__DATASET CONTENT__
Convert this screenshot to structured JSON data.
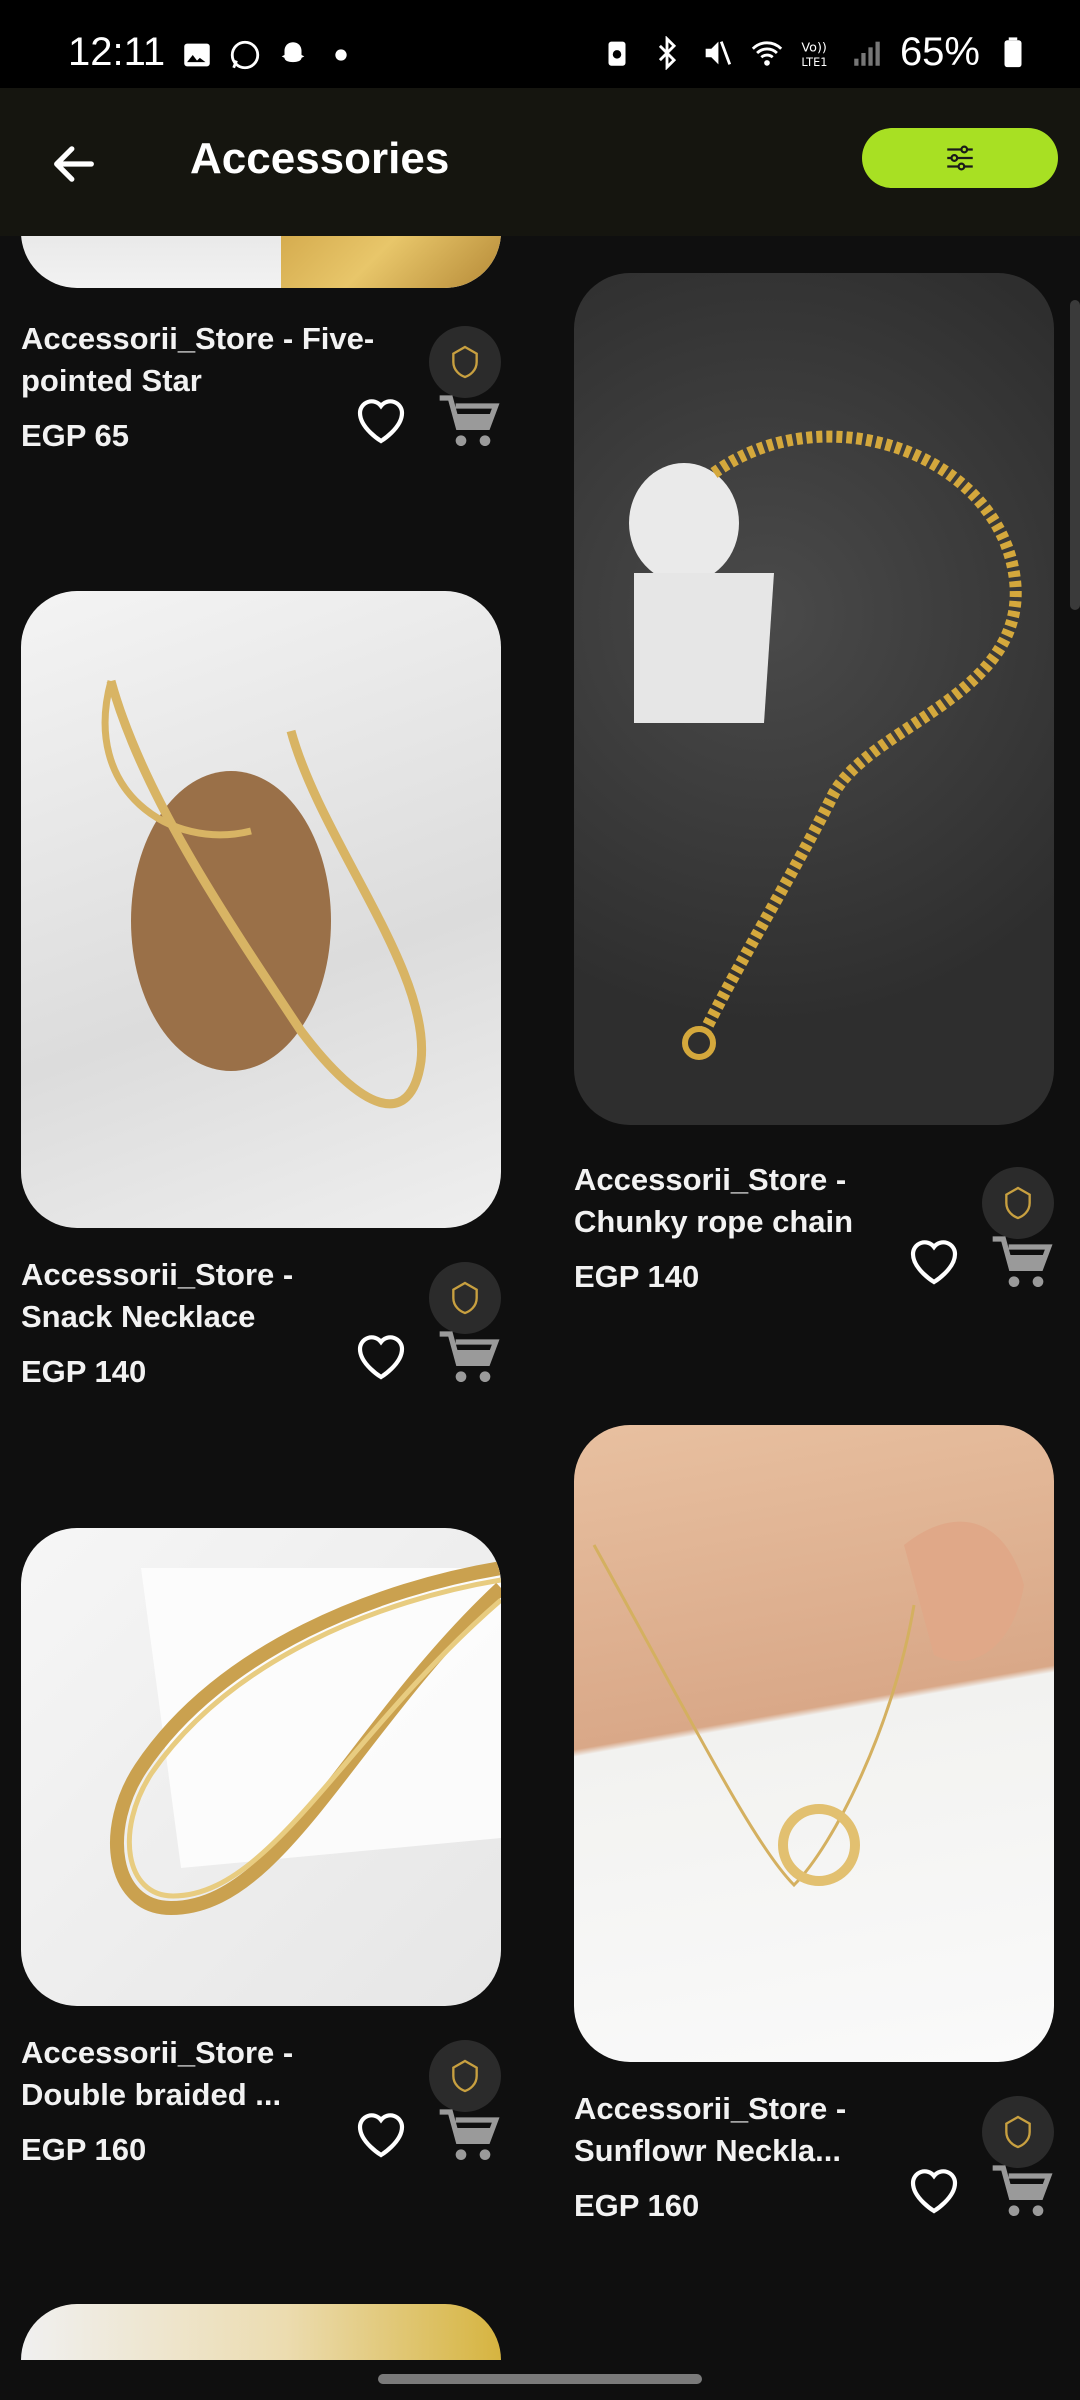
{
  "status_bar": {
    "time": "12:11",
    "battery": "65%",
    "left_icons": [
      "gallery-icon",
      "whatsapp-icon",
      "snapchat-icon",
      "dot-icon"
    ],
    "right_icons": [
      "battery-saver-icon",
      "bluetooth-icon",
      "mute-icon",
      "wifi-icon",
      "volte-icon",
      "signal-icon",
      "battery-icon"
    ]
  },
  "header": {
    "title": "Accessories",
    "back_icon": "back-arrow-icon",
    "filter_icon": "sliders-icon",
    "accent": "#a8e023"
  },
  "products": [
    {
      "name": "Accessorii_Store - Five-pointed Star",
      "price": "EGP 65"
    },
    {
      "name": "Accessorii_Store - Chunky rope chain",
      "price": "EGP 140"
    },
    {
      "name": "Accessorii_Store - Snack Necklace",
      "price": "EGP 140"
    },
    {
      "name": "Accessorii_Store - Sunflowr Neckla...",
      "price": "EGP 160"
    },
    {
      "name": "Accessorii_Store - Double braided ...",
      "price": "EGP 160"
    }
  ]
}
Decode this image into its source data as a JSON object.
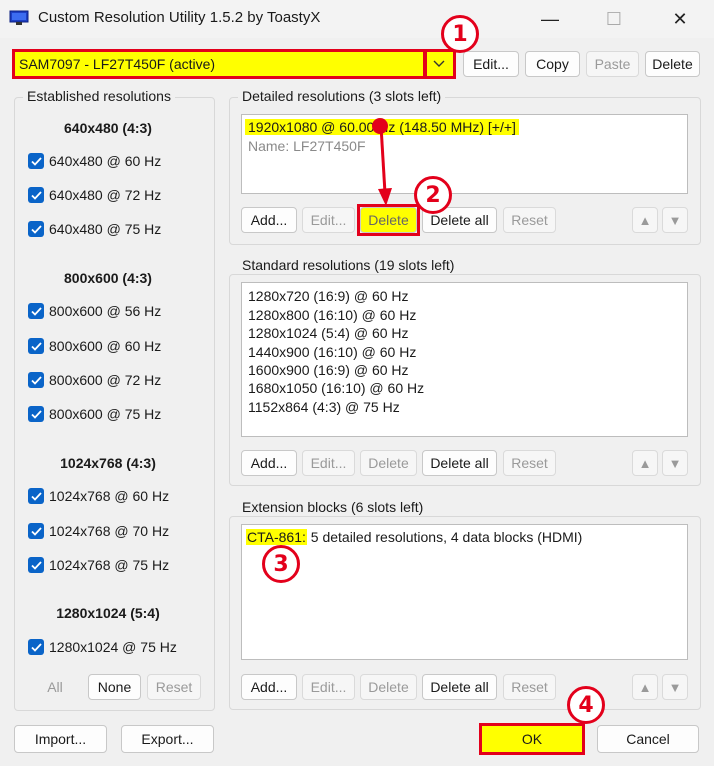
{
  "window": {
    "title": "Custom Resolution Utility 1.5.2 by ToastyX",
    "minimize": "—",
    "maximize": "☐",
    "close": "✕"
  },
  "monitor": {
    "selected": "SAM7097 - LF27T450F (active)",
    "buttons": {
      "edit": "Edit...",
      "copy": "Copy",
      "paste": "Paste",
      "delete": "Delete"
    }
  },
  "established": {
    "label": "Established resolutions",
    "groups": [
      {
        "heading": "640x480 (4:3)",
        "items": [
          "640x480 @ 60 Hz",
          "640x480 @ 72 Hz",
          "640x480 @ 75 Hz"
        ]
      },
      {
        "heading": "800x600 (4:3)",
        "items": [
          "800x600 @ 56 Hz",
          "800x600 @ 60 Hz",
          "800x600 @ 72 Hz",
          "800x600 @ 75 Hz"
        ]
      },
      {
        "heading": "1024x768 (4:3)",
        "items": [
          "1024x768 @ 60 Hz",
          "1024x768 @ 70 Hz",
          "1024x768 @ 75 Hz"
        ]
      },
      {
        "heading": "1280x1024 (5:4)",
        "items": [
          "1280x1024 @ 75 Hz"
        ]
      }
    ],
    "buttons": {
      "all": "All",
      "none": "None",
      "reset": "Reset"
    }
  },
  "detailed": {
    "label": "Detailed resolutions (3 slots left)",
    "entry": "1920x1080 @ 60.00 Hz (148.50 MHz) [+/+]",
    "name": "Name: LF27T450F",
    "buttons": {
      "add": "Add...",
      "edit": "Edit...",
      "delete": "Delete",
      "delete_all": "Delete all",
      "reset": "Reset"
    }
  },
  "standard": {
    "label": "Standard resolutions (19 slots left)",
    "items": [
      "1280x720 (16:9) @ 60 Hz",
      "1280x800 (16:10) @ 60 Hz",
      "1280x1024 (5:4) @ 60 Hz",
      "1440x900 (16:10) @ 60 Hz",
      "1600x900 (16:9) @ 60 Hz",
      "1680x1050 (16:10) @ 60 Hz",
      "1152x864 (4:3) @ 75 Hz"
    ],
    "buttons": {
      "add": "Add...",
      "edit": "Edit...",
      "delete": "Delete",
      "delete_all": "Delete all",
      "reset": "Reset"
    }
  },
  "extension": {
    "label": "Extension blocks (6 slots left)",
    "entry_key": "CTA-861:",
    "entry_text": " 5 detailed resolutions, 4 data blocks (HDMI)",
    "buttons": {
      "add": "Add...",
      "edit": "Edit...",
      "delete": "Delete",
      "delete_all": "Delete all",
      "reset": "Reset"
    }
  },
  "footer": {
    "import": "Import...",
    "export": "Export...",
    "ok": "OK",
    "cancel": "Cancel"
  },
  "arrows": {
    "up": "▲",
    "down": "▼"
  },
  "annotations": [
    "1",
    "2",
    "3",
    "4"
  ],
  "colors": {
    "highlight": "#ffff00",
    "annotation_red": "#e3001b",
    "checkbox_blue": "#0a64c8"
  }
}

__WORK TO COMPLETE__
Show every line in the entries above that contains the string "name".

__ANSWER SPACE__
      "name": "Accessorii_Store - Five-pointed Star",
      "name": "Accessorii_Store - Chunky rope chain",
      "name": "Accessorii_Store - Snack Necklace",
      "name": "Accessorii_Store - Sunflowr Neckla...",
      "name": "Accessorii_Store - Double braided ...",
    "name": "Name: LF27T450F",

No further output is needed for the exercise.